There are a number of benefits that may result from applying Lean principles. These include an increase in labor productivity and reductions in inventories, scrap, safety injuries, product development time and more.
Lean thinking turns on value – specifically the customer’s definition of value. The company applying Lean principles must first communicate with customers to learn what they consider value, and then figure out how to give that to them. Do they want speed? Different features? Top quality? Are they willing to pay for what they want?
Once customer value is defined, the company must analyze their process and identify the steps that add the value that the customer seeks, and those that do not. For example, is the product produced quicker than the customer requires? If so, that’s an area of waste that should be eliminated.
The goal is to create a process that is a continuous flow, whether it’s materials that move continuously through the process without bottlenecks, or an office worker who always knows what she’s working on next, how long it will take and who to hand it off to when she’s finished.
The next step is to work using the customer pull method. This means that instead of estimating future customer demands, creating a product or service ahead of time to meet those projected demands, then carrying inventory until the customer actually makes the request, the company produces the product only when the customer requires it.

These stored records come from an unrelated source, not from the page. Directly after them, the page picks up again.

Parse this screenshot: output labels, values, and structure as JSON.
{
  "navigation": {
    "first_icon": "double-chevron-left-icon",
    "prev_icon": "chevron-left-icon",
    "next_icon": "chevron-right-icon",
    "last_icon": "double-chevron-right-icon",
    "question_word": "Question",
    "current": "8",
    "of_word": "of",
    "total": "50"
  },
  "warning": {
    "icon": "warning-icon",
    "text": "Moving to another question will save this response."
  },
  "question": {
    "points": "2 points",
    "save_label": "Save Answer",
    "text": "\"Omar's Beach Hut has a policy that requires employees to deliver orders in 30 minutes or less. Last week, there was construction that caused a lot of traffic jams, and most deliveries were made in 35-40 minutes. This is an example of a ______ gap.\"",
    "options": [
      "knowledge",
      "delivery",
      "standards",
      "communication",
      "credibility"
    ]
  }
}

The final step is to constantly seek perfection in the process. As the changes made to the process cause things to flow more smoothly, other areas of waste may be identified and eliminated, making the process even more streamlined and effective.